Every month or so the OTW will be doing a Q&A with one of its volunteers about their experiences in the organization. The posts express each volunteer’s personal views and do not necessarily reflect the views of the OTW or constitute OTW policy. Today’s post is with Julie Bozza, who volunteers as an Open Doors staffer.
How does what you do as a volunteer fit into what the OTW does?
I work with the Open Doors Committee “to protect and preserve at-risk fanworks of all kinds”, which fits neatly into the OTW’s interest in “providing access to and preserving the history of fanworks and fan culture in its myriad forms”.
Technology changes, corporations are at cross-purposes with fandom, apps come and go — but the OTW is here for the long haul, and Open Doors can help if your fanwork archives need a safe new home.
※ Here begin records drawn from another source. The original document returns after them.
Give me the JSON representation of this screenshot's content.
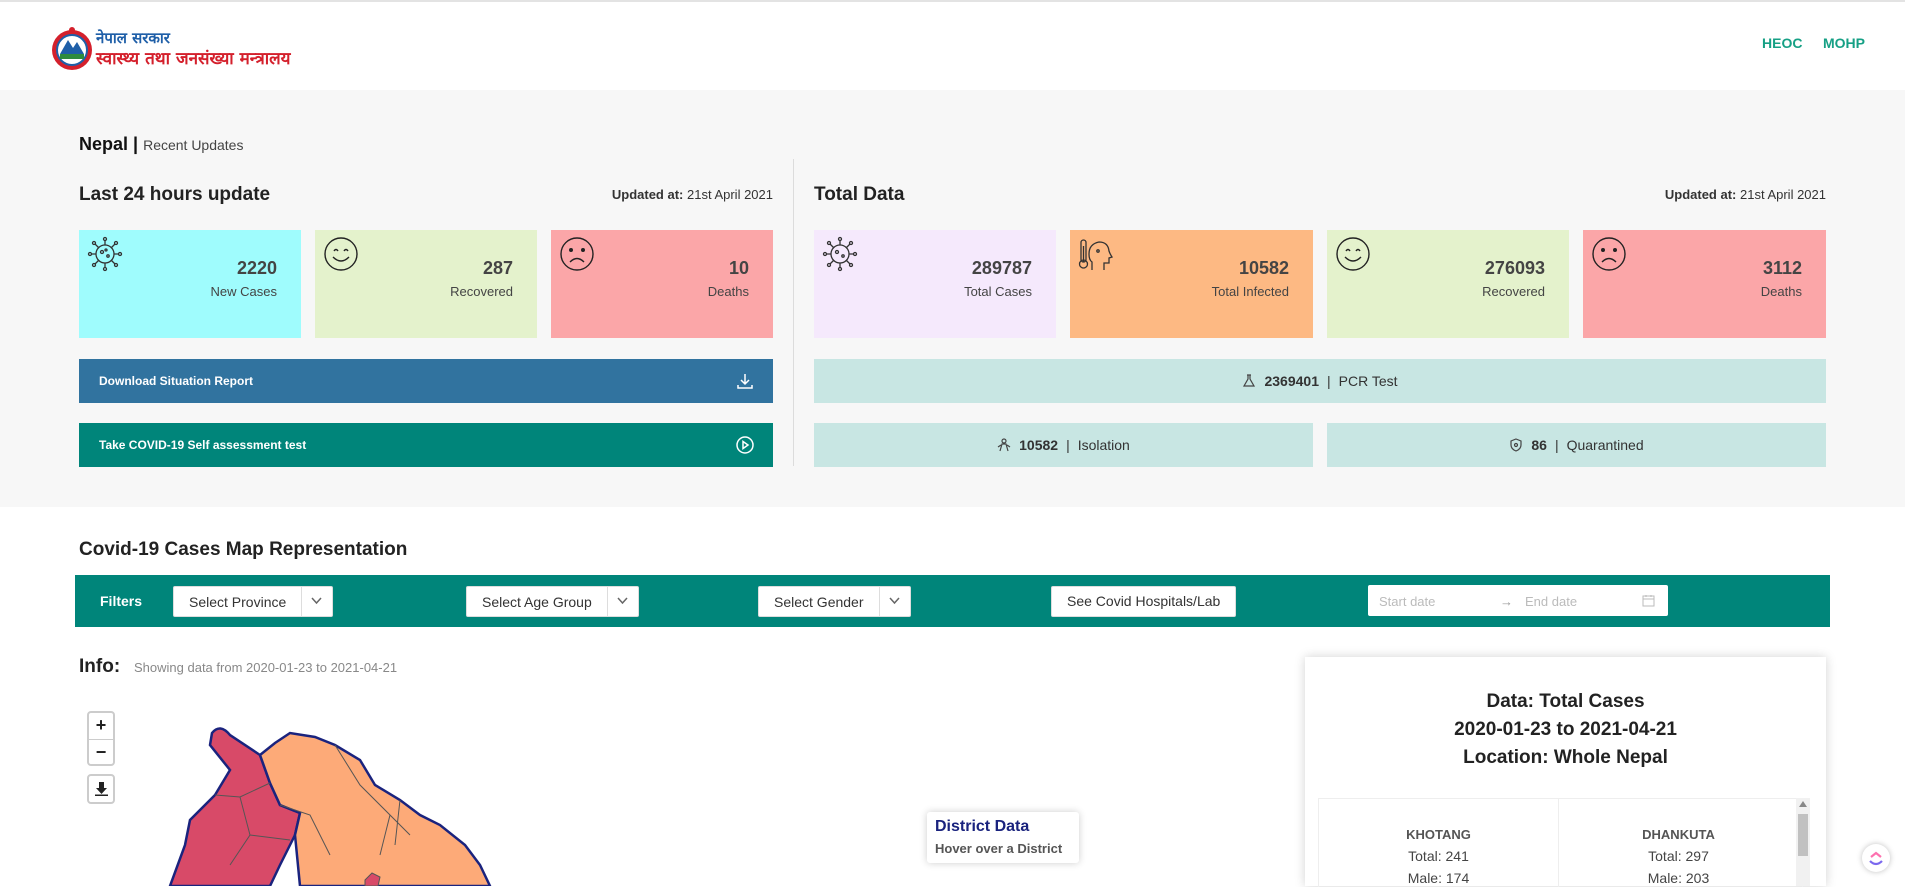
{
  "header": {
    "logo_line1": "नेपाल सरकार",
    "logo_line2": "स्वास्थ्य तथा जनसंख्या मन्त्रालय",
    "nav": [
      "HEOC",
      "MOHP"
    ]
  },
  "breadcrumb": {
    "country": "Nepal |",
    "sub": "Recent Updates"
  },
  "last24": {
    "title": "Last 24 hours update",
    "updated_label": "Updated at:",
    "updated_value": "21st April 2021",
    "cards": [
      {
        "value": "2220",
        "label": "New Cases",
        "icon": "virus-icon",
        "color": "#9ffcfd"
      },
      {
        "value": "287",
        "label": "Recovered",
        "icon": "smile-icon",
        "color": "#e4f2cc"
      },
      {
        "value": "10",
        "label": "Deaths",
        "icon": "sad-icon",
        "color": "#fba6a8"
      }
    ],
    "download_label": "Download Situation Report",
    "selftest_label": "Take COVID-19 Self assessment test"
  },
  "total": {
    "title": "Total Data",
    "updated_label": "Updated at:",
    "updated_value": "21st April 2021",
    "cards": [
      {
        "value": "289787",
        "label": "Total Cases",
        "icon": "virus-icon",
        "color": "#f5e9fc"
      },
      {
        "value": "10582",
        "label": "Total Infected",
        "icon": "fever-icon",
        "color": "#fdb983"
      },
      {
        "value": "276093",
        "label": "Recovered",
        "icon": "smile-icon",
        "color": "#e4f2cc"
      },
      {
        "value": "3112",
        "label": "Deaths",
        "icon": "sad-icon",
        "color": "#fba6a8"
      }
    ],
    "pcr": {
      "value": "2369401",
      "sep": "|",
      "label": "PCR Test"
    },
    "isolation": {
      "value": "10582",
      "sep": "|",
      "label": "Isolation"
    },
    "quarantined": {
      "value": "86",
      "sep": "|",
      "label": "Quarantined"
    }
  },
  "map": {
    "title": "Covid-19 Cases Map Representation",
    "filters_label": "Filters",
    "province": "Select Province",
    "age": "Select Age Group",
    "gender": "Select Gender",
    "hospitals": "See Covid Hospitals/Lab",
    "start_date": "Start date",
    "end_date": "End date",
    "arrow": "→",
    "info_title": "Info:",
    "info_sub": "Showing data from 2020-01-23 to 2021-04-21",
    "zoom_in": "+",
    "zoom_out": "−",
    "district_title": "District Data",
    "district_hint": "Hover over a District"
  },
  "panel": {
    "line1": "Data: Total Cases",
    "line2": "2020-01-23 to 2021-04-21",
    "line3": "Location: Whole Nepal",
    "districts": [
      {
        "name": "KHOTANG",
        "total": "Total: 241",
        "male": "Male: 174"
      },
      {
        "name": "DHANKUTA",
        "total": "Total: 297",
        "male": "Male: 203"
      }
    ]
  },
  "colors": {
    "teal": "#00857a",
    "blue": "#31739f",
    "light_teal": "#c8e6e3",
    "map_red": "#d84a68",
    "map_orange": "#fdaa78"
  }
}
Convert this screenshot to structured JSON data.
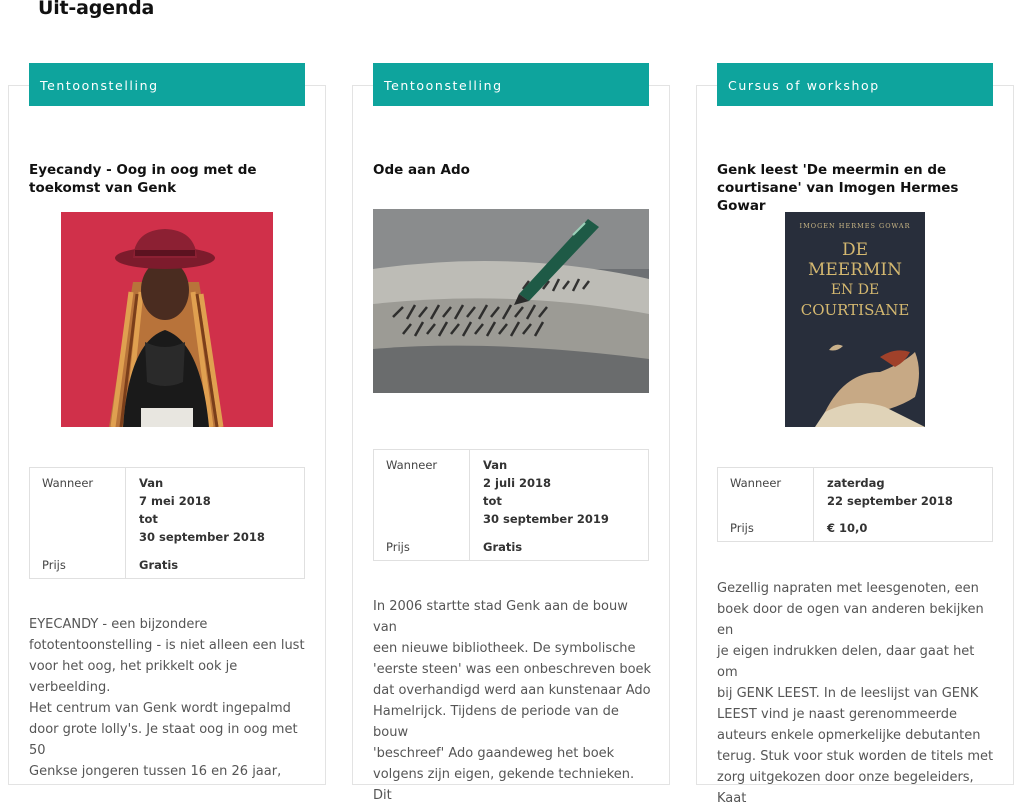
{
  "page": {
    "title": "Uit-agenda"
  },
  "accent_color": "#0ea49d",
  "cards": [
    {
      "category": "Tentoonstelling",
      "title_lines": [
        "Eyecandy - Oog in oog met de",
        "toekomst van Genk"
      ],
      "image": "portrait-woman-red-hat",
      "labels": {
        "when": "Wanneer",
        "price": "Prijs"
      },
      "when_lines": [
        "Van",
        "7 mei 2018",
        "tot",
        "30 september 2018"
      ],
      "price": "Gratis",
      "desc_lines": [
        "EYECANDY - een bijzondere",
        "fototentoonstelling - is niet alleen een lust",
        "voor het oog, het prikkelt ook je verbeelding.",
        "Het centrum van Genk wordt ingepalmd",
        "door grote lolly's. Je staat oog in oog met 50",
        "Genkse jongeren tussen 16 en 26 jaar,"
      ]
    },
    {
      "category": "Tentoonstelling",
      "title_lines": [
        "Ode aan Ado"
      ],
      "image": "ink-pen-on-paper",
      "labels": {
        "when": "Wanneer",
        "price": "Prijs"
      },
      "when_lines": [
        "Van",
        "2 juli 2018",
        "tot",
        "30 september 2019"
      ],
      "price": "Gratis",
      "desc_lines": [
        "In 2006 startte stad Genk aan de bouw van",
        "een nieuwe bibliotheek. De symbolische",
        "'eerste steen' was een onbeschreven boek",
        "dat overhandigd werd aan kunstenaar Ado",
        "Hamelrijck. Tijdens de periode van de bouw",
        "'beschreef' Ado gaandeweg het boek",
        "volgens zijn eigen, gekende technieken. Dit"
      ]
    },
    {
      "category": "Cursus of workshop",
      "title_lines": [
        "Genk leest 'De meermin en de",
        "courtisane' van Imogen Hermes Gowar"
      ],
      "image": "book-cover",
      "book": {
        "author": "IMOGEN HERMES GOWAR",
        "title_lines": [
          "DE",
          "MEERMIN",
          "EN DE",
          "COURTISANE"
        ]
      },
      "labels": {
        "when": "Wanneer",
        "price": "Prijs"
      },
      "when_lines": [
        "zaterdag",
        "22 september 2018"
      ],
      "price": "€ 10,0",
      "desc_lines": [
        "Gezellig napraten met leesgenoten, een",
        "boek door de ogen van anderen bekijken en",
        "je eigen indrukken delen, daar gaat het om",
        "bij GENK LEEST. In de leeslijst van GENK",
        "LEEST vind je naast gerenommeerde",
        "auteurs enkele opmerkelijke debutanten",
        "terug. Stuk voor stuk worden de titels met",
        "zorg uitgekozen door onze begeleiders, Kaat"
      ]
    }
  ]
}
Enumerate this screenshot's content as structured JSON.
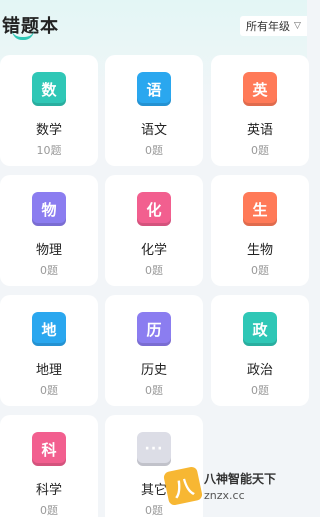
{
  "header": {
    "title": "错题本",
    "grade_select": "所有年级"
  },
  "subjects": [
    {
      "icon_text": "数",
      "name": "数学",
      "count": "10题",
      "icon_name": "math-icon",
      "color": "#2fc7b6"
    },
    {
      "icon_text": "语",
      "name": "语文",
      "count": "0题",
      "icon_name": "chinese-icon",
      "color": "#2aa7ef"
    },
    {
      "icon_text": "英",
      "name": "英语",
      "count": "0题",
      "icon_name": "english-icon",
      "color": "#ff7a58"
    },
    {
      "icon_text": "物",
      "name": "物理",
      "count": "0题",
      "icon_name": "physics-icon",
      "color": "#8b7df0"
    },
    {
      "icon_text": "化",
      "name": "化学",
      "count": "0题",
      "icon_name": "chemistry-icon",
      "color": "#f25f8f"
    },
    {
      "icon_text": "生",
      "name": "生物",
      "count": "0题",
      "icon_name": "biology-icon",
      "color": "#ff7a58"
    },
    {
      "icon_text": "地",
      "name": "地理",
      "count": "0题",
      "icon_name": "geography-icon",
      "color": "#2aa7ef"
    },
    {
      "icon_text": "历",
      "name": "历史",
      "count": "0题",
      "icon_name": "history-icon",
      "color": "#8b7df0"
    },
    {
      "icon_text": "政",
      "name": "政治",
      "count": "0题",
      "icon_name": "politics-icon",
      "color": "#2fc7b6"
    },
    {
      "icon_text": "科",
      "name": "科学",
      "count": "0题",
      "icon_name": "science-icon",
      "color": "#f25f8f"
    },
    {
      "icon_text": "···",
      "name": "其它",
      "count": "0题",
      "icon_name": "more-icon",
      "color": "#dcdde6"
    }
  ],
  "watermark": {
    "logo": "八",
    "line1": "八神智能天下",
    "line2": "znzx.cc"
  }
}
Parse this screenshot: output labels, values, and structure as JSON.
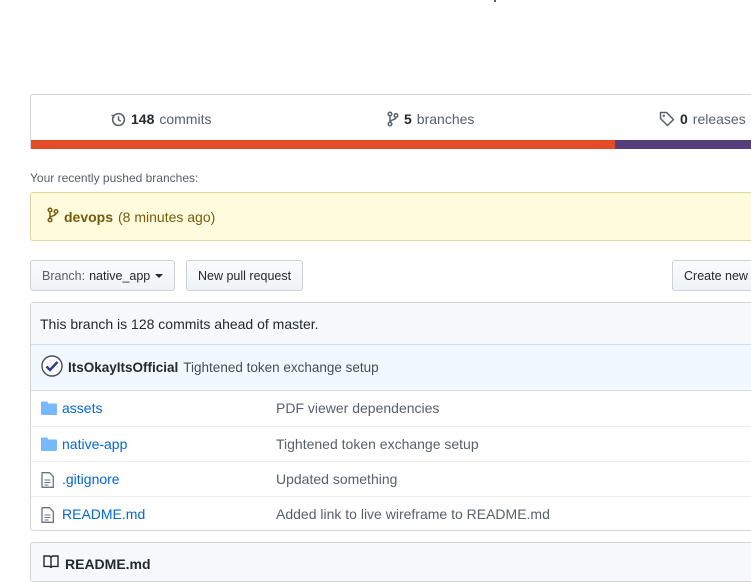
{
  "summary": {
    "commits": {
      "count": "148",
      "label": "commits"
    },
    "branches": {
      "count": "5",
      "label": "branches"
    },
    "releases": {
      "count": "0",
      "label": "releases"
    },
    "languages": [
      {
        "color": "#e34c26",
        "share": 0.79
      },
      {
        "color": "#563d7c",
        "share": 0.21
      }
    ]
  },
  "recent": {
    "label": "Your recently pushed branches:",
    "branch": "devops",
    "time": "(8 minutes ago)"
  },
  "toolbar": {
    "branch_prefix": "Branch:",
    "branch_name": "native_app",
    "new_pr": "New pull request",
    "create_new": "Create new"
  },
  "ahead_text": "This branch is 128 commits ahead of master.",
  "latest_commit": {
    "author": "ItsOkayItsOfficial",
    "message": "Tightened token exchange setup"
  },
  "files": [
    {
      "name": "assets",
      "type": "folder",
      "message": "PDF viewer dependencies"
    },
    {
      "name": "native-app",
      "type": "folder",
      "message": "Tightened token exchange setup"
    },
    {
      "name": ".gitignore",
      "type": "file",
      "message": "Updated something"
    },
    {
      "name": "README.md",
      "type": "file",
      "message": "Added link to live wireframe to README.md"
    }
  ],
  "readme_title": "README.md"
}
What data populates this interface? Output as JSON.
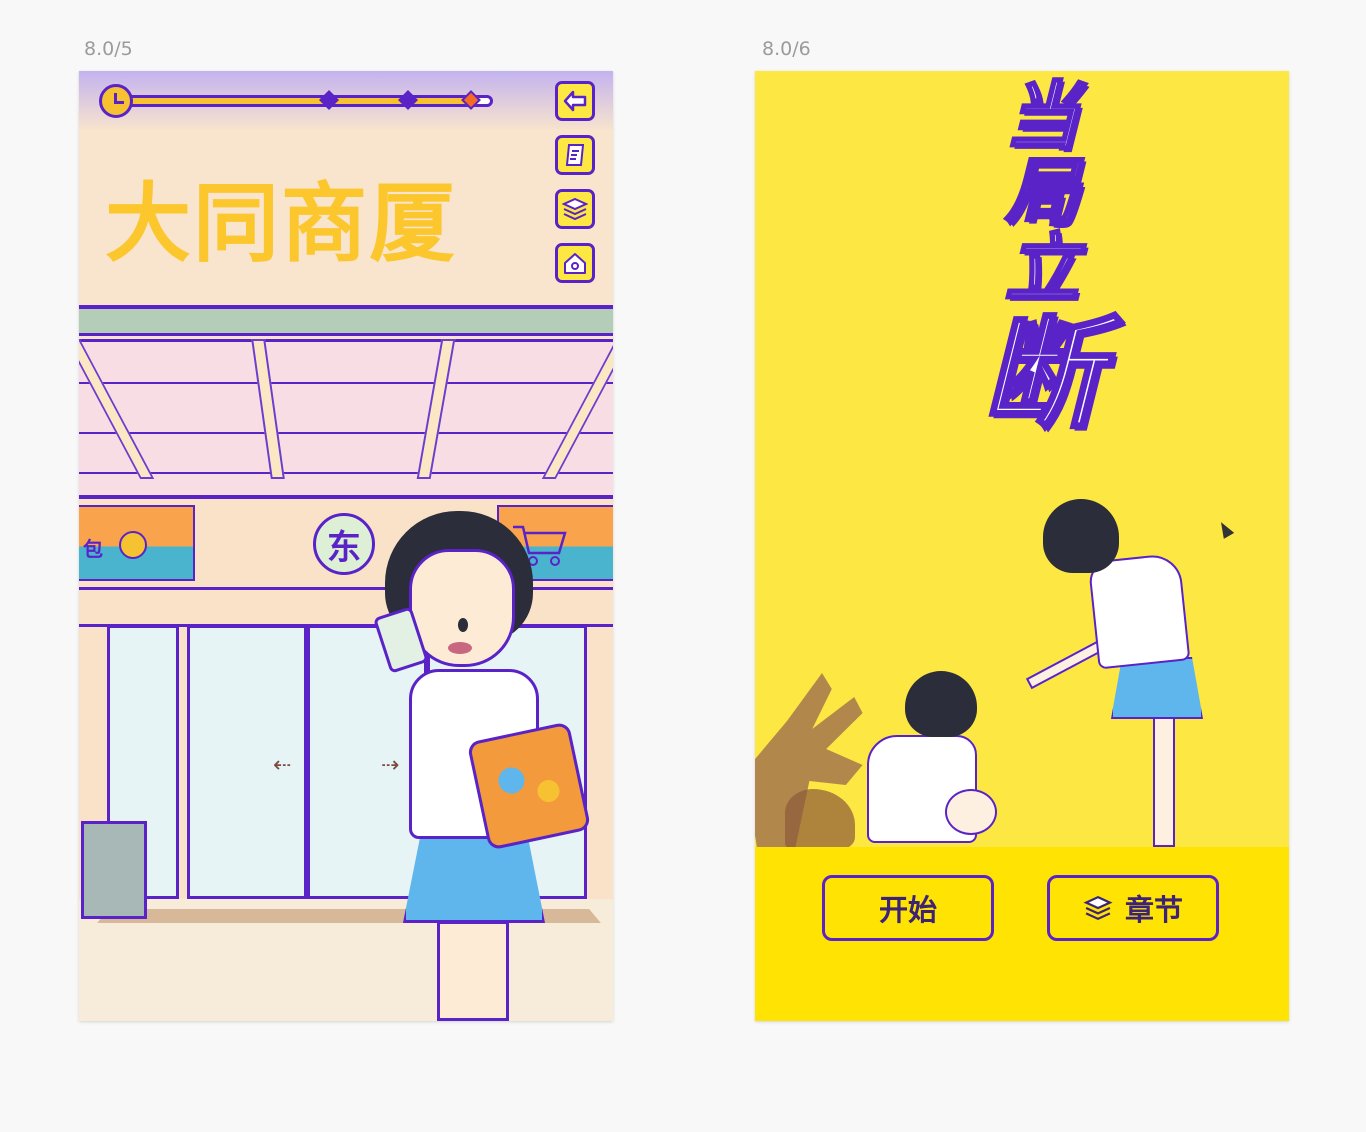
{
  "artboards": {
    "left_label": "8.0/5",
    "right_label": "8.0/6"
  },
  "screen5": {
    "store_sign": "大同商厦",
    "store_badge": "东",
    "banner_left_text": "包",
    "progress_percent": 96,
    "side_buttons": [
      "back-icon",
      "note-icon",
      "layers-icon",
      "home-icon"
    ],
    "colors": {
      "accent": "#5a23c8",
      "highlight": "#f7c232",
      "milestone_current": "#f36b25"
    }
  },
  "screen6": {
    "title_chars": [
      "当",
      "局",
      "立",
      "断"
    ],
    "start_label": "开始",
    "chapters_label": "章节",
    "colors": {
      "bg": "#fde843",
      "panel": "#ffe303",
      "outline": "#5a23c8"
    }
  }
}
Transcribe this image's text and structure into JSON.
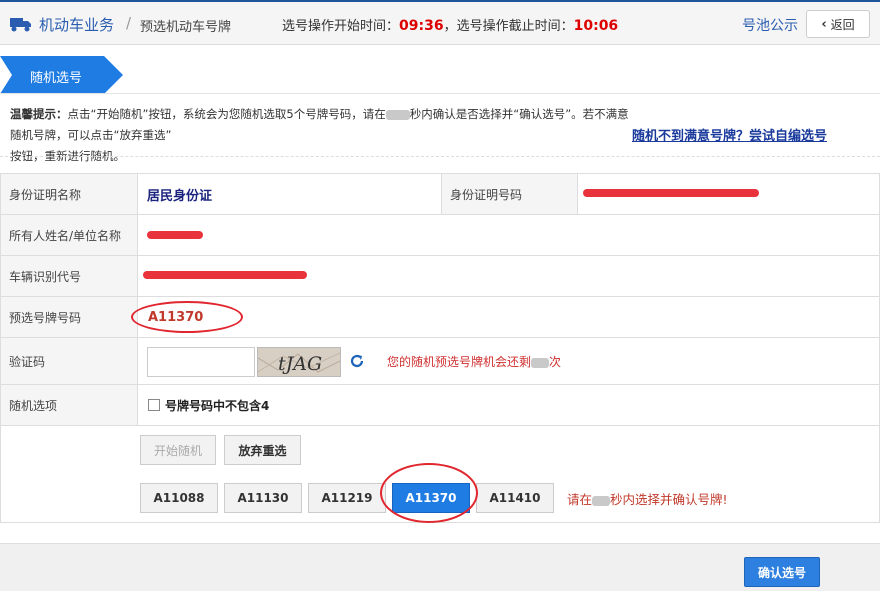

What is a typical week like for you as a volunteer?
We have an informal online meeting once a week to work together and catch up on shared projects. Our committee crosses several time zones, which can make things tricky! I’m in Australia, so the meeting tends to fall on my Sunday mornings. Coffee is an essential part of the process!
There is a lot to learn, and every incoming archive is different, so we use the meeting to ask questions and share our knowledge and experience. We often learn from each other by walking through a new task in tandem with a more experienced colleague.
I tend to devote the rest of my Sunday to Open Doors work, and then if anything urgent pops in during the week, I give it what time I can.
Typical tasks include working with archive owners (via email), answering queries from creators whose works are being imported, organising data about an archive’s fanworks and tags (via spreadsheets) — and occasionally performing actual imports!
Some of our imports are semi-automated, with the hard work done by our technical team to adapt the archive’s database into something we can upload directly to the AO3. But other archives need to be manually imported, which involves a lot of copying-and-pasting. The archivists and their friends are usually responsible for that task, but our team pitches in and helps when we can, with any part of these processes.
My favourite day job involved working as a technical writer, so it’s great to now use those skills for the benefit of Open Doors, in helping to document our processes. I generally do that outside of meeting times, so I can concentrate!
What made you decide to volunteer?
I love the AO3, and have been posting my fanworks to it since 2010. I decided to post some of my earlier works, too, for the sake of preservation. It was an interesting process, to see what had changed and what had stayed the same in my writing. It was also great to revisit some old fannish loves! I finished that process in early 2020 — and happened to notice that Open Doors was recruiting.
I’d been a bit shy of applying to volunteer for the OTW before, but this seemed like perfect timing. Having just “protected and preserved” my own fanworks, and finding it a useful task, I figured why not help do that on a larger scale for fandom…?
What has been your biggest challenge doing work for the OTW?
Probably just restraining myself from doing too much! A personal trait which I’m not very good at managing, especially when working remotely.
But I haven’t found anything in the OTW challenging in a bad way. The Open Doors team are a delight to work with, and colleagues on other committees have been friendly and helpful. (I think it makes a difference that we all actually want to be here.) Our processes are well documented, and we make good use of various apps. I’ve had to learn new stuff, but that’s a good thing! A challenge, but not too challenging, if you see what I mean. The kind of challenge I appreciate.
What fannish things do you like to do?
Mostly I’m a writer, and have the fanfic to prove it! Back in pre-Internet days I also enjoyed editing and publishing fanzines, and I do miss that aspect of fandom. I enjoy updating Fanlore, if I find any empty spots I can usefully fill. And I have a couple of fannish websites, one about my favourite actor, and another about filming locations for a certain TV show.
Otherwise, I read books, and watch TV and film. I don’t think I’ve ever done that passively. I’ve always approached these things in fannish ways — actively engaging with content in that enthusiastic way, so that it serves as a source of inspiration and imagination. It’s a way of life! It’s definitely part of my identity.
Which makes me happy to be a small part of the OTW. No doubt we are a hugely diverse bunch — but we are, if I may be so bold, my kind of people.
Now that our volunteer’s said five things about what they do, it’s your turn to ask one more thing! Feel free to ask about their work in the comments. Or if you’d like, you can check out earlier Five Things posts.